Requirement
Output only the entries, exactly as given, without the pictures.

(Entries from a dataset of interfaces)
•••

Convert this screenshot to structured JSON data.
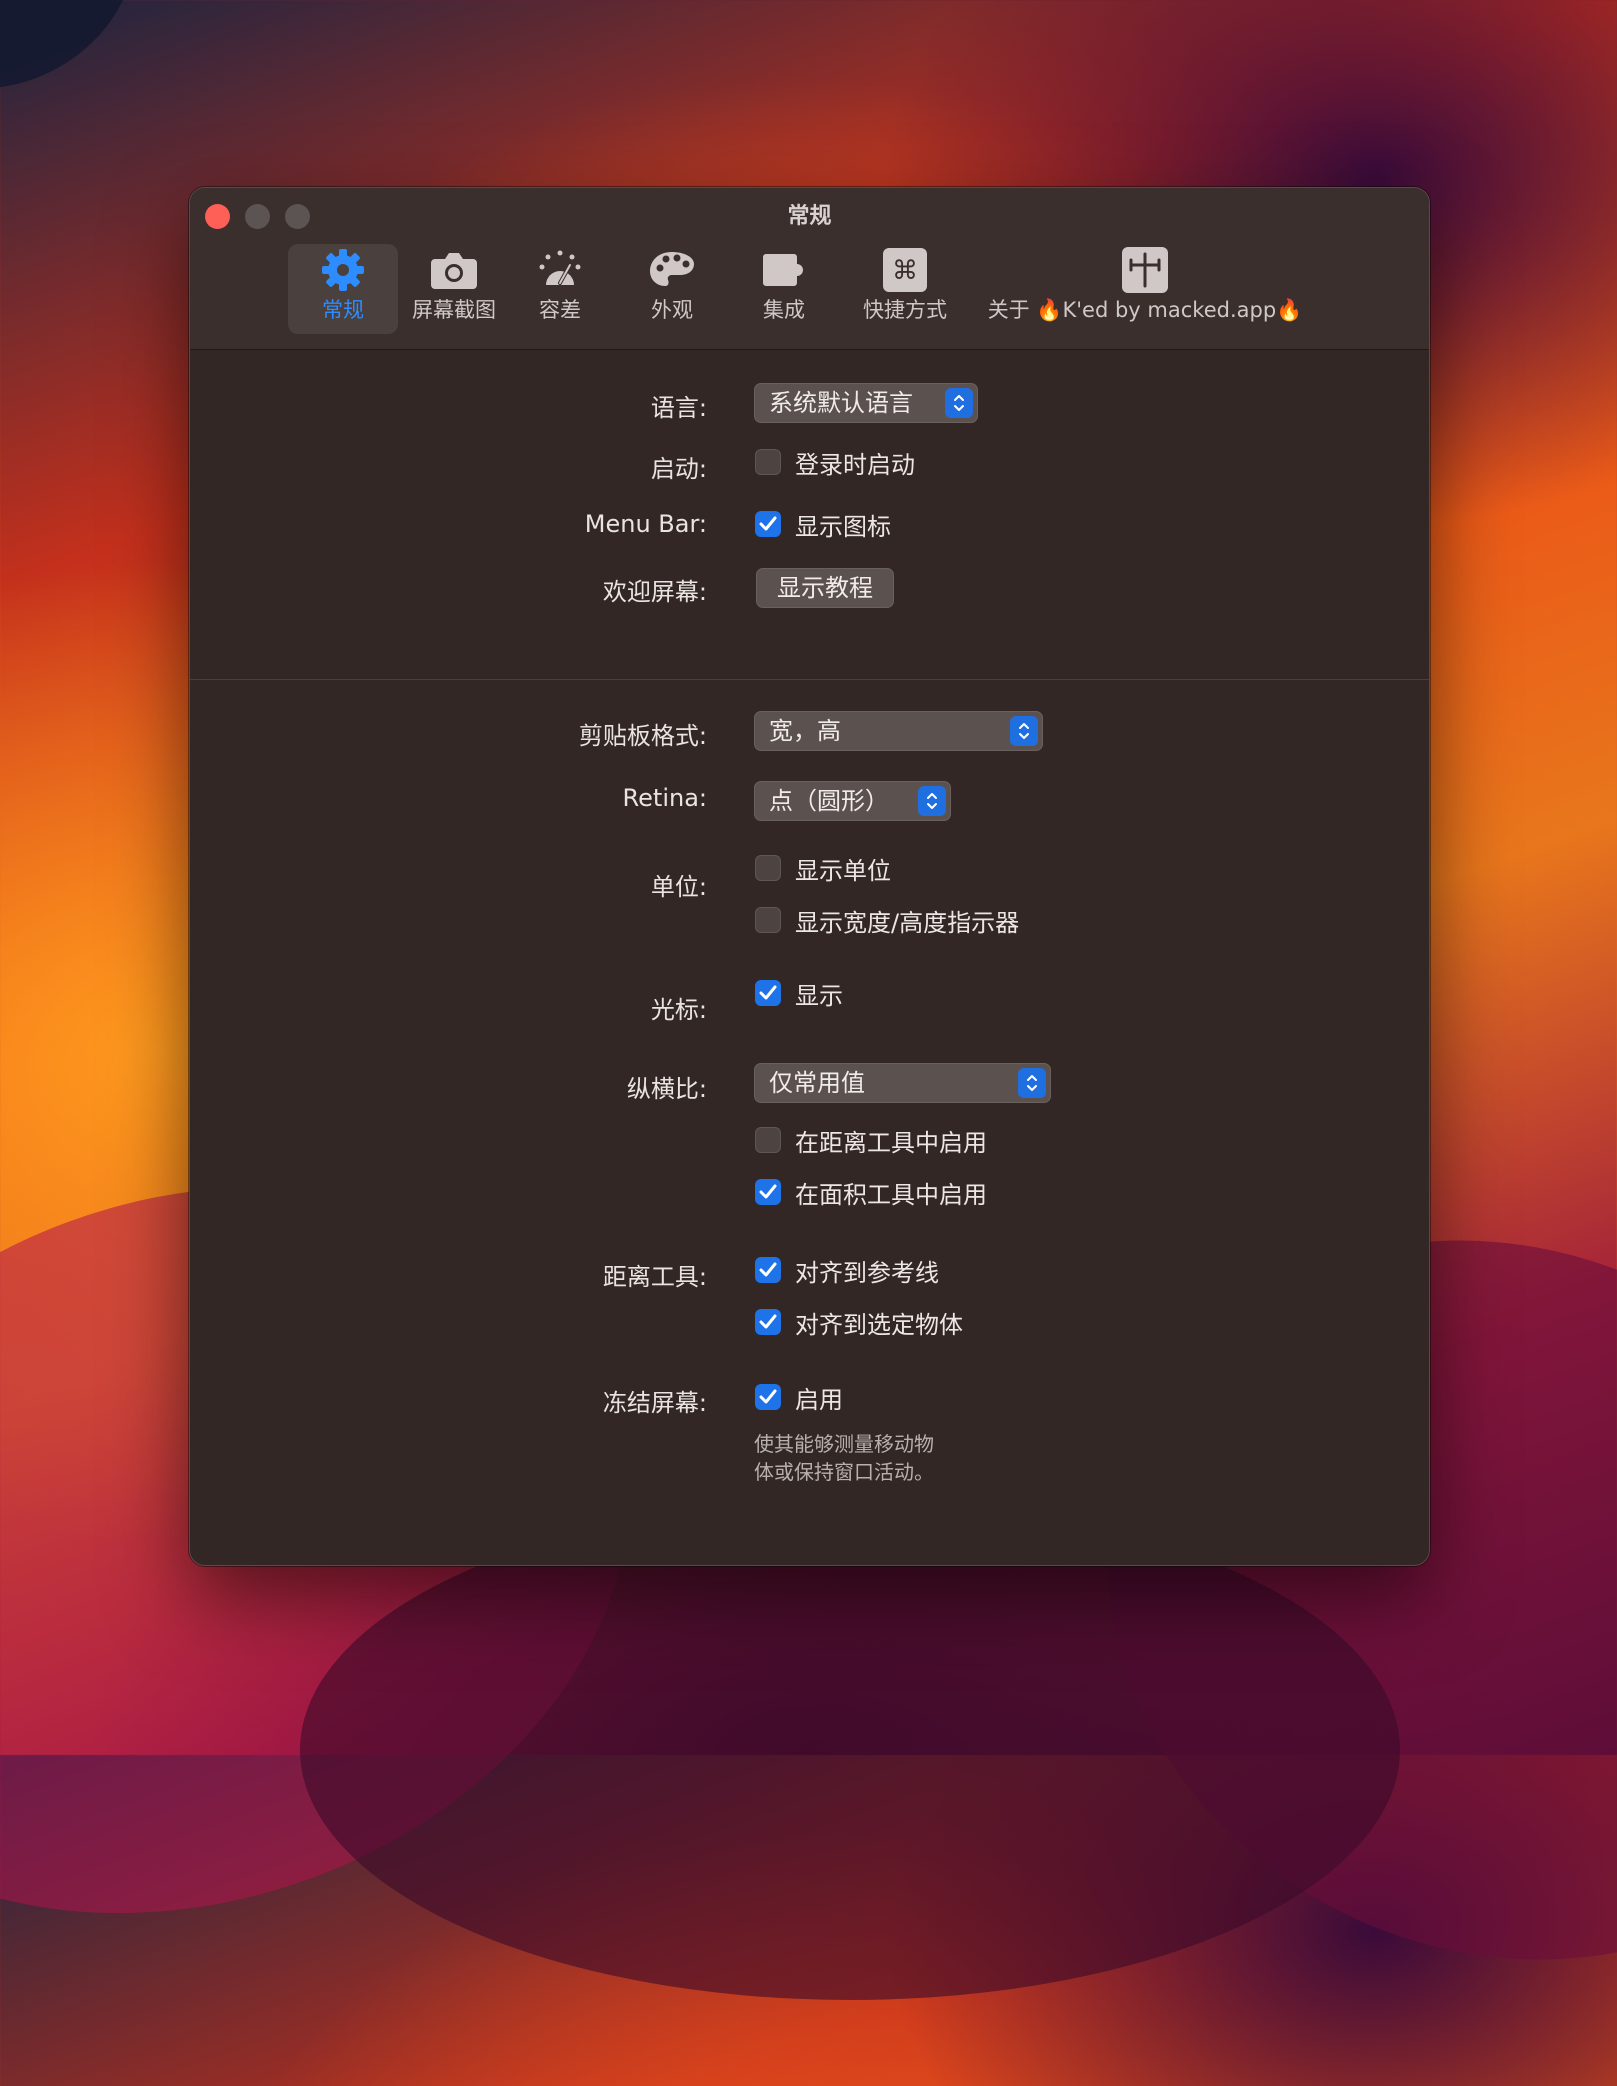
{
  "window": {
    "title": "常规"
  },
  "toolbar": {
    "items": [
      {
        "label": "常规",
        "icon": "gear-icon",
        "active": true
      },
      {
        "label": "屏幕截图",
        "icon": "camera-icon"
      },
      {
        "label": "容差",
        "icon": "tolerance-dial-icon"
      },
      {
        "label": "外观",
        "icon": "palette-icon"
      },
      {
        "label": "集成",
        "icon": "puzzle-icon"
      },
      {
        "label": "快捷方式",
        "icon": "command-key-icon"
      },
      {
        "label": "关于 🔥K'ed by macked.app🔥",
        "icon": "ruler-cursor-icon"
      }
    ]
  },
  "general": {
    "language_label": "语言:",
    "language_value": "系统默认语言",
    "startup_label": "启动:",
    "startup_option": "登录时启动",
    "startup_checked": false,
    "menubar_label": "Menu Bar:",
    "menubar_option": "显示图标",
    "menubar_checked": true,
    "welcome_label": "欢迎屏幕:",
    "welcome_button": "显示教程"
  },
  "measure": {
    "clipboard_label": "剪贴板格式:",
    "clipboard_value": "宽，高",
    "retina_label": "Retina:",
    "retina_value": "点（圆形）",
    "units_label": "单位:",
    "units_show": "显示单位",
    "units_show_checked": false,
    "units_indicator": "显示宽度/高度指示器",
    "units_indicator_checked": false,
    "cursor_label": "光标:",
    "cursor_show": "显示",
    "cursor_checked": true,
    "aspect_label": "纵横比:",
    "aspect_value": "仅常用值",
    "aspect_distance": "在距离工具中启用",
    "aspect_distance_checked": false,
    "aspect_area": "在面积工具中启用",
    "aspect_area_checked": true,
    "distance_label": "距离工具:",
    "snap_guides": "对齐到参考线",
    "snap_guides_checked": true,
    "snap_objects": "对齐到选定物体",
    "snap_objects_checked": true,
    "freeze_label": "冻结屏幕:",
    "freeze_enable": "启用",
    "freeze_checked": true,
    "freeze_note_line1": "使其能够测量移动物",
    "freeze_note_line2": "体或保持窗口活动。"
  },
  "colors": {
    "accent": "#1e73e8",
    "close": "#fe5f57",
    "window_bg": "#332725"
  }
}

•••

Result of this task
Convert this screenshot to structured JSON data.
{
  "window": {
    "title": "常规"
  },
  "toolbar": {
    "items": [
      {
        "label": "常规",
        "icon": "gear-icon",
        "active": true
      },
      {
        "label": "屏幕截图",
        "icon": "camera-icon"
      },
      {
        "label": "容差",
        "icon": "tolerance-dial-icon"
      },
      {
        "label": "外观",
        "icon": "palette-icon"
      },
      {
        "label": "集成",
        "icon": "puzzle-icon"
      },
      {
        "label": "快捷方式",
        "icon": "command-key-icon"
      },
      {
        "label": "关于 🔥K'ed by macked.app🔥",
        "icon": "ruler-cursor-icon"
      }
    ]
  },
  "general": {
    "language_label": "语言:",
    "language_value": "系统默认语言",
    "startup_label": "启动:",
    "startup_option": "登录时启动",
    "startup_checked": false,
    "menubar_label": "Menu Bar:",
    "menubar_option": "显示图标",
    "menubar_checked": true,
    "welcome_label": "欢迎屏幕:",
    "welcome_button": "显示教程"
  },
  "measure": {
    "clipboard_label": "剪贴板格式:",
    "clipboard_value": "宽，高",
    "retina_label": "Retina:",
    "retina_value": "点（圆形）",
    "units_label": "单位:",
    "units_show": "显示单位",
    "units_show_checked": false,
    "units_indicator": "显示宽度/高度指示器",
    "units_indicator_checked": false,
    "cursor_label": "光标:",
    "cursor_show": "显示",
    "cursor_checked": true,
    "aspect_label": "纵横比:",
    "aspect_value": "仅常用值",
    "aspect_distance": "在距离工具中启用",
    "aspect_distance_checked": false,
    "aspect_area": "在面积工具中启用",
    "aspect_area_checked": true,
    "distance_label": "距离工具:",
    "snap_guides": "对齐到参考线",
    "snap_guides_checked": true,
    "snap_objects": "对齐到选定物体",
    "snap_objects_checked": true,
    "freeze_label": "冻结屏幕:",
    "freeze_enable": "启用",
    "freeze_checked": true,
    "freeze_note_line1": "使其能够测量移动物",
    "freeze_note_line2": "体或保持窗口活动。"
  },
  "colors": {
    "accent": "#1e73e8",
    "close": "#fe5f57",
    "window_bg": "#332725"
  }
}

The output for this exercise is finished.